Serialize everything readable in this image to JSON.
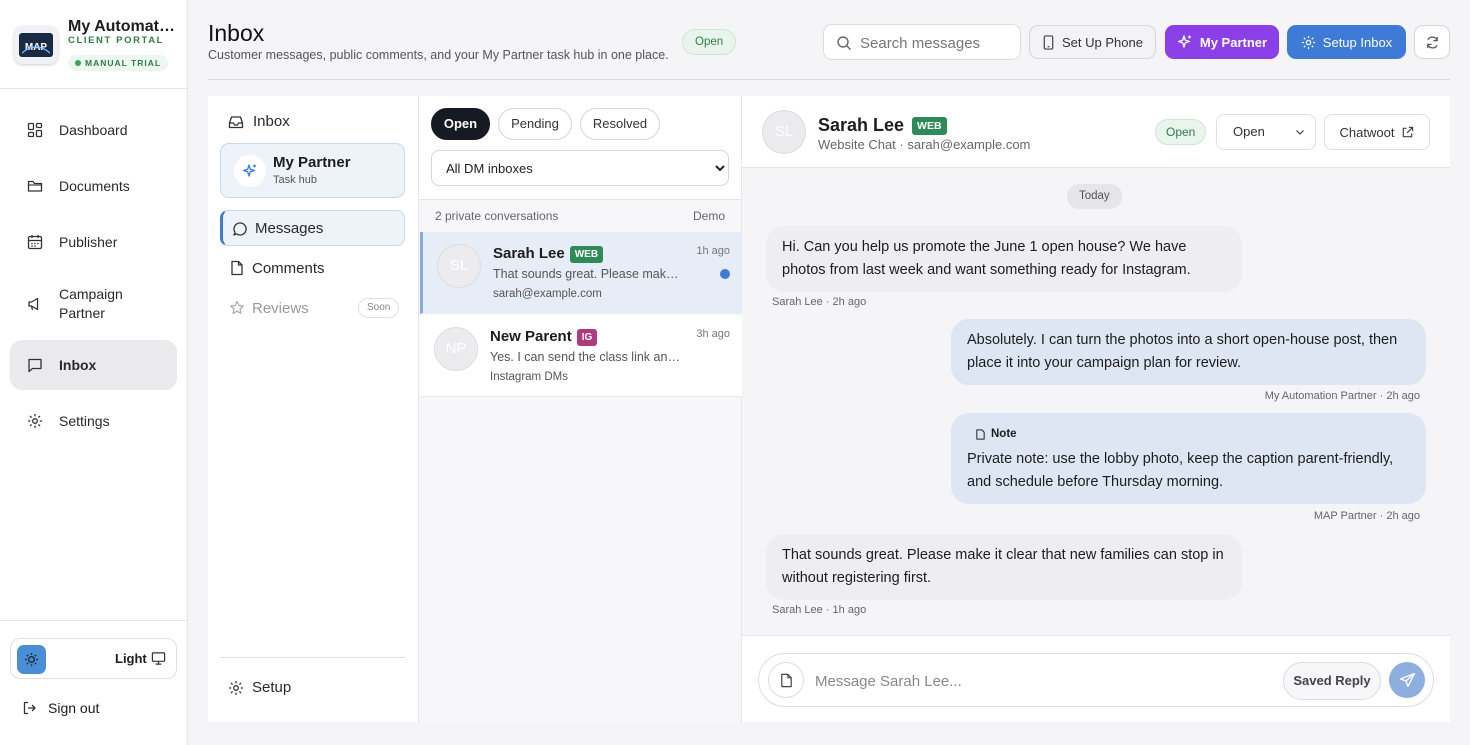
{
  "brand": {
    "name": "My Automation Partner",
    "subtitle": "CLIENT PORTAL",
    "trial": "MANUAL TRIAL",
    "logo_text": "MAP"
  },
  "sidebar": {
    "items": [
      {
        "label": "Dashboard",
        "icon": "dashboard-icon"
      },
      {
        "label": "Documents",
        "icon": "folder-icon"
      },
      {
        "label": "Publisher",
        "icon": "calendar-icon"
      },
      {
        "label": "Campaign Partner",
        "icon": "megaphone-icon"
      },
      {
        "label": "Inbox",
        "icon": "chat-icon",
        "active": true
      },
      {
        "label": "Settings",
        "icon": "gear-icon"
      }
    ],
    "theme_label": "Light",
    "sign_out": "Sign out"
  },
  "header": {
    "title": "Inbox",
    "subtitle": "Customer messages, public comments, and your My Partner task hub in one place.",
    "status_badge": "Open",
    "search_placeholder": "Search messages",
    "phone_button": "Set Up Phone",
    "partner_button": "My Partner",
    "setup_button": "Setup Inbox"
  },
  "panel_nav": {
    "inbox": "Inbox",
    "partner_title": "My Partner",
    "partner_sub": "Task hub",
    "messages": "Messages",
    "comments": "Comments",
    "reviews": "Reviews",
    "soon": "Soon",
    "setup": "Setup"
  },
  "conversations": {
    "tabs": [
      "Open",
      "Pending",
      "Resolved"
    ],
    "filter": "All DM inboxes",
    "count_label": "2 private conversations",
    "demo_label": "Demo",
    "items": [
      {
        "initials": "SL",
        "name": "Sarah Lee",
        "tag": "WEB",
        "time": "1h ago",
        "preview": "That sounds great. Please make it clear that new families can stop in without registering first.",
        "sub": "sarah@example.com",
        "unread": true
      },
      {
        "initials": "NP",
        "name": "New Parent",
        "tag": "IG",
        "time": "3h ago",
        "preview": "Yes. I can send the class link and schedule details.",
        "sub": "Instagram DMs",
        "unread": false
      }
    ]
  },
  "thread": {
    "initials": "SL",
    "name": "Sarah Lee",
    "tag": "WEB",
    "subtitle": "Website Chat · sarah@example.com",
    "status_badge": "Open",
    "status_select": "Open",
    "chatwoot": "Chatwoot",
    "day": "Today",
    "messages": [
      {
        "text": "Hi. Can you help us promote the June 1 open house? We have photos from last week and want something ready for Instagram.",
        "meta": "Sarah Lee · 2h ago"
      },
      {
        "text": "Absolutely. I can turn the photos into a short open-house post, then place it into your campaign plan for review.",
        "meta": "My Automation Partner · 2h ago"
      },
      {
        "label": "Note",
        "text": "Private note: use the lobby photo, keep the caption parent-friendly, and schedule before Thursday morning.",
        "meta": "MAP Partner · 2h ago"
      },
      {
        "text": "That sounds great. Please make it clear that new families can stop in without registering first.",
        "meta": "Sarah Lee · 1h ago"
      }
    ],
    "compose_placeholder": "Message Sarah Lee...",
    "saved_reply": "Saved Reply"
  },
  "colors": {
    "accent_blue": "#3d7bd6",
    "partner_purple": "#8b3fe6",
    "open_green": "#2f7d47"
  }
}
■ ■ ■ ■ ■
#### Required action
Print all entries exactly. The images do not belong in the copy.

#### Written response
Serialize everything readable in this image to JSON.
{
  "brand": {
    "name": "My Automation Partner",
    "subtitle": "CLIENT PORTAL",
    "trial": "MANUAL TRIAL",
    "logo_text": "MAP"
  },
  "sidebar": {
    "items": [
      {
        "label": "Dashboard",
        "icon": "dashboard-icon"
      },
      {
        "label": "Documents",
        "icon": "folder-icon"
      },
      {
        "label": "Publisher",
        "icon": "calendar-icon"
      },
      {
        "label": "Campaign Partner",
        "icon": "megaphone-icon"
      },
      {
        "label": "Inbox",
        "icon": "chat-icon",
        "active": true
      },
      {
        "label": "Settings",
        "icon": "gear-icon"
      }
    ],
    "theme_label": "Light",
    "sign_out": "Sign out"
  },
  "header": {
    "title": "Inbox",
    "subtitle": "Customer messages, public comments, and your My Partner task hub in one place.",
    "status_badge": "Open",
    "search_placeholder": "Search messages",
    "phone_button": "Set Up Phone",
    "partner_button": "My Partner",
    "setup_button": "Setup Inbox"
  },
  "panel_nav": {
    "inbox": "Inbox",
    "partner_title": "My Partner",
    "partner_sub": "Task hub",
    "messages": "Messages",
    "comments": "Comments",
    "reviews": "Reviews",
    "soon": "Soon",
    "setup": "Setup"
  },
  "conversations": {
    "tabs": [
      "Open",
      "Pending",
      "Resolved"
    ],
    "filter": "All DM inboxes",
    "count_label": "2 private conversations",
    "demo_label": "Demo",
    "items": [
      {
        "initials": "SL",
        "name": "Sarah Lee",
        "tag": "WEB",
        "time": "1h ago",
        "preview": "That sounds great. Please make it clear that new families can stop in without registering first.",
        "sub": "sarah@example.com",
        "unread": true
      },
      {
        "initials": "NP",
        "name": "New Parent",
        "tag": "IG",
        "time": "3h ago",
        "preview": "Yes. I can send the class link and schedule details.",
        "sub": "Instagram DMs",
        "unread": false
      }
    ]
  },
  "thread": {
    "initials": "SL",
    "name": "Sarah Lee",
    "tag": "WEB",
    "subtitle": "Website Chat · sarah@example.com",
    "status_badge": "Open",
    "status_select": "Open",
    "chatwoot": "Chatwoot",
    "day": "Today",
    "messages": [
      {
        "text": "Hi. Can you help us promote the June 1 open house? We have photos from last week and want something ready for Instagram.",
        "meta": "Sarah Lee · 2h ago"
      },
      {
        "text": "Absolutely. I can turn the photos into a short open-house post, then place it into your campaign plan for review.",
        "meta": "My Automation Partner · 2h ago"
      },
      {
        "label": "Note",
        "text": "Private note: use the lobby photo, keep the caption parent-friendly, and schedule before Thursday morning.",
        "meta": "MAP Partner · 2h ago"
      },
      {
        "text": "That sounds great. Please make it clear that new families can stop in without registering first.",
        "meta": "Sarah Lee · 1h ago"
      }
    ],
    "compose_placeholder": "Message Sarah Lee...",
    "saved_reply": "Saved Reply"
  },
  "colors": {
    "accent_blue": "#3d7bd6",
    "partner_purple": "#8b3fe6",
    "open_green": "#2f7d47"
  }
}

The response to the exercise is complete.